(Beginning of MATERIAL SUPPLIED)

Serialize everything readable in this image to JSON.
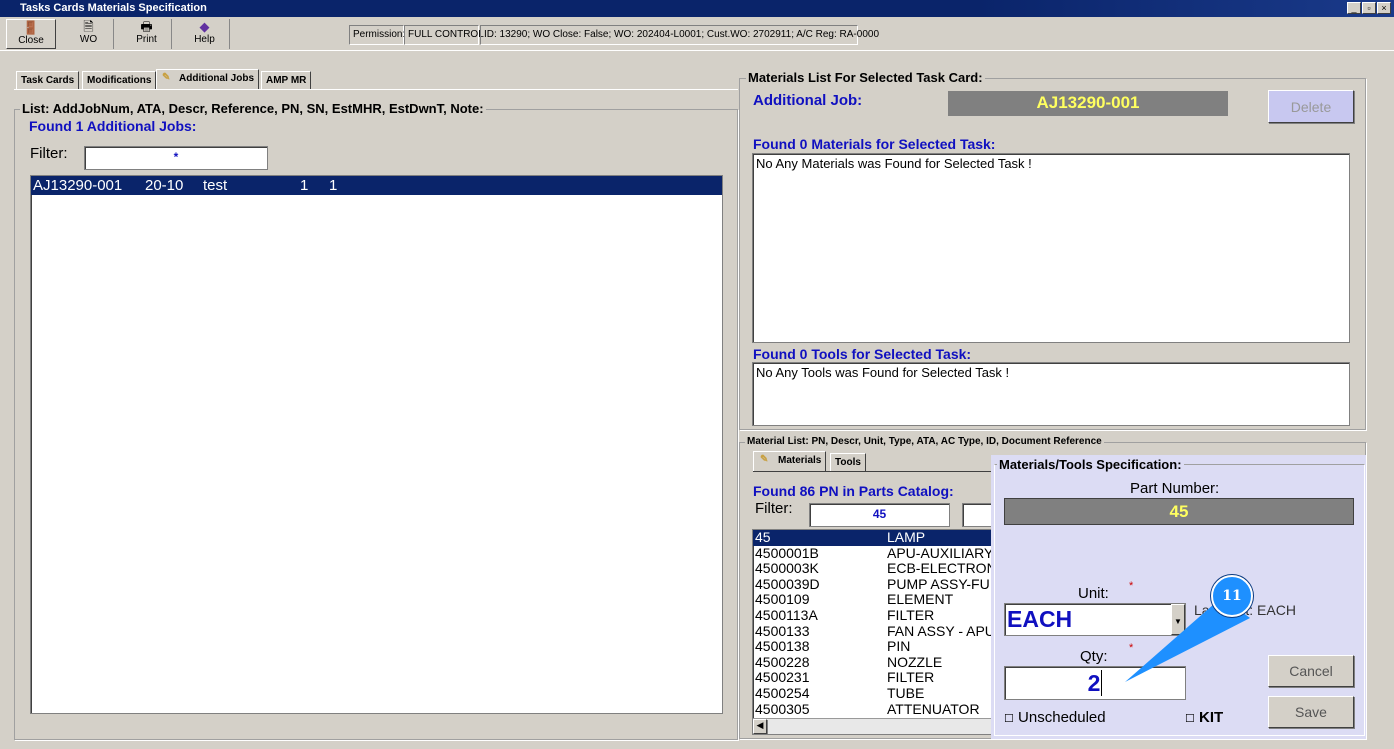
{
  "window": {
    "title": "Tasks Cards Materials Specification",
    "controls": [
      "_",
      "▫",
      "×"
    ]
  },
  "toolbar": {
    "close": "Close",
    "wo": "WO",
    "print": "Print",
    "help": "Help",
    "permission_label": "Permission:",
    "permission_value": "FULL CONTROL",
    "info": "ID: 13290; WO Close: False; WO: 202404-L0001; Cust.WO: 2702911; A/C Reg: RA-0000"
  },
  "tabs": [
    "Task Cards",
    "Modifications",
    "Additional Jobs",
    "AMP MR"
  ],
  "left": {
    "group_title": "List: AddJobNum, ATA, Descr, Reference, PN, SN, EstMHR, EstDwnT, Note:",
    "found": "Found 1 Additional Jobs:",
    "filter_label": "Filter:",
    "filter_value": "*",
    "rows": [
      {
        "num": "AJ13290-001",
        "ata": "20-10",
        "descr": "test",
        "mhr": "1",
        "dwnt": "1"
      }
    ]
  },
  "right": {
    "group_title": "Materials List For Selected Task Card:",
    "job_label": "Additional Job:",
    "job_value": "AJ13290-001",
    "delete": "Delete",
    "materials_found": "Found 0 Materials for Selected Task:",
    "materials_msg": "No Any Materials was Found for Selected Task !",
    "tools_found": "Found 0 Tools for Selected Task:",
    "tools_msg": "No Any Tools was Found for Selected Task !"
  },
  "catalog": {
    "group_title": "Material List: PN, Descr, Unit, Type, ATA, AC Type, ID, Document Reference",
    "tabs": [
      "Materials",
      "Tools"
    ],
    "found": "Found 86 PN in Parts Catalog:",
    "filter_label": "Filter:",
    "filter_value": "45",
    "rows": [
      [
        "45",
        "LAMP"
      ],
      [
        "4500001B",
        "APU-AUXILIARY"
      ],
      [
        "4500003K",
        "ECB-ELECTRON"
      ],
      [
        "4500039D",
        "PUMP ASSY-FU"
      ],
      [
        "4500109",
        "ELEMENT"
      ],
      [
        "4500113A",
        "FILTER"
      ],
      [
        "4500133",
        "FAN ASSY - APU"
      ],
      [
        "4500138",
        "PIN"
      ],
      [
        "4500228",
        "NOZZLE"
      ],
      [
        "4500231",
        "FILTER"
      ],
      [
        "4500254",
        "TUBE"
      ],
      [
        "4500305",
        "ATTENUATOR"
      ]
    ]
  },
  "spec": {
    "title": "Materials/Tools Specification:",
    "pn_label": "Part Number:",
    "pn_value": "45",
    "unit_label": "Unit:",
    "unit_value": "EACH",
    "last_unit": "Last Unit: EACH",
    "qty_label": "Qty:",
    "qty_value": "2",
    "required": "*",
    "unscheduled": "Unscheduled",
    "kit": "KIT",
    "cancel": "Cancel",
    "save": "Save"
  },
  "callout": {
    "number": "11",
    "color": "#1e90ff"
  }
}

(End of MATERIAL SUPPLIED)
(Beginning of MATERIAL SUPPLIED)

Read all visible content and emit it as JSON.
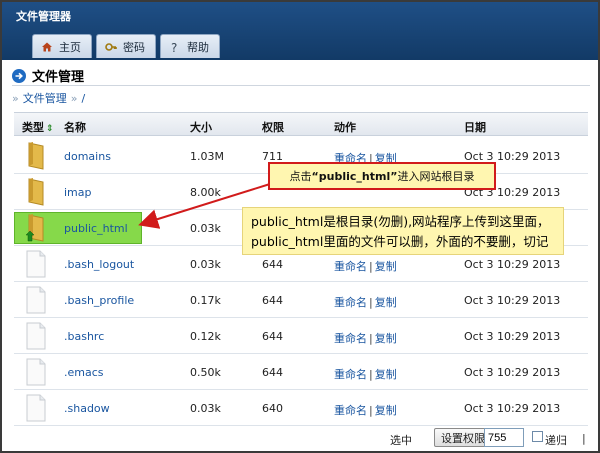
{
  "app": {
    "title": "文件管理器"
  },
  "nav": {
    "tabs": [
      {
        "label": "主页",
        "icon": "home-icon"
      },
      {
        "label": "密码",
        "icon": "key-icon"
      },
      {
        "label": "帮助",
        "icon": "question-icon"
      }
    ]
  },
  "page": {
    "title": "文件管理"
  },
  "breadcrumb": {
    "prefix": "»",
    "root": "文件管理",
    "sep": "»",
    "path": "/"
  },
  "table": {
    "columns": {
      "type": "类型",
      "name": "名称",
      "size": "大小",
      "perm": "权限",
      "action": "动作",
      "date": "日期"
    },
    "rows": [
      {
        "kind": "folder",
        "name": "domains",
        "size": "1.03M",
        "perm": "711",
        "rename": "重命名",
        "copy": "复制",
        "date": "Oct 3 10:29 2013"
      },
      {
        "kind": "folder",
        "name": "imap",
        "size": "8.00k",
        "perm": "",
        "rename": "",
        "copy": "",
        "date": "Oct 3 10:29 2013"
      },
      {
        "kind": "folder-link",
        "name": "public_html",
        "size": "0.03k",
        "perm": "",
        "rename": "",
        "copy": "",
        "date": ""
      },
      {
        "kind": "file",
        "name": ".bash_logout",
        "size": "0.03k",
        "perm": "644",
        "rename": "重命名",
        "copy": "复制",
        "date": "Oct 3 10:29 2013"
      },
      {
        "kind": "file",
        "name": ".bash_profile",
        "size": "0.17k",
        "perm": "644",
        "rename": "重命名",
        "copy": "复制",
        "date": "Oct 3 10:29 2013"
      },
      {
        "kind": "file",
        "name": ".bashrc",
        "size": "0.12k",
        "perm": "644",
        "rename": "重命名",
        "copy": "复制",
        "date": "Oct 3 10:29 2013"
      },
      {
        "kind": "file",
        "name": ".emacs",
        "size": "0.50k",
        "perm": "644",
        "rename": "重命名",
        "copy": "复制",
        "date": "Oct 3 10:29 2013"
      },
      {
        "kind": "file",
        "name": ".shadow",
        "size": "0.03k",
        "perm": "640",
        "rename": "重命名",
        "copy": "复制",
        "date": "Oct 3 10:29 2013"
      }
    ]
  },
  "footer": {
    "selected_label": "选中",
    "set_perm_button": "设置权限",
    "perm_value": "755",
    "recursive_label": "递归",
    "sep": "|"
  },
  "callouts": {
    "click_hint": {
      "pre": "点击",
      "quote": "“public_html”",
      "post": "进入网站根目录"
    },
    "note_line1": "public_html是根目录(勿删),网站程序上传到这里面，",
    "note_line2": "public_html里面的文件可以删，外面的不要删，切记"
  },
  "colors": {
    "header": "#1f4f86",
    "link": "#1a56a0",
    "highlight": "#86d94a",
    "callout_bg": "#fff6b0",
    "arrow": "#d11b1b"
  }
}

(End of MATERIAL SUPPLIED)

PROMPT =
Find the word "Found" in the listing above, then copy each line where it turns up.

OUTPUT BELOW =
    "found": "Found 1 Additional Jobs:",
    "materials_found": "Found 0 Materials for Selected Task:",
    "materials_msg": "No Any Materials was Found for Selected Task !",
    "tools_found": "Found 0 Tools for Selected Task:",
    "tools_msg": "No Any Tools was Found for Selected Task !"
    "found": "Found 86 PN in Parts Catalog:",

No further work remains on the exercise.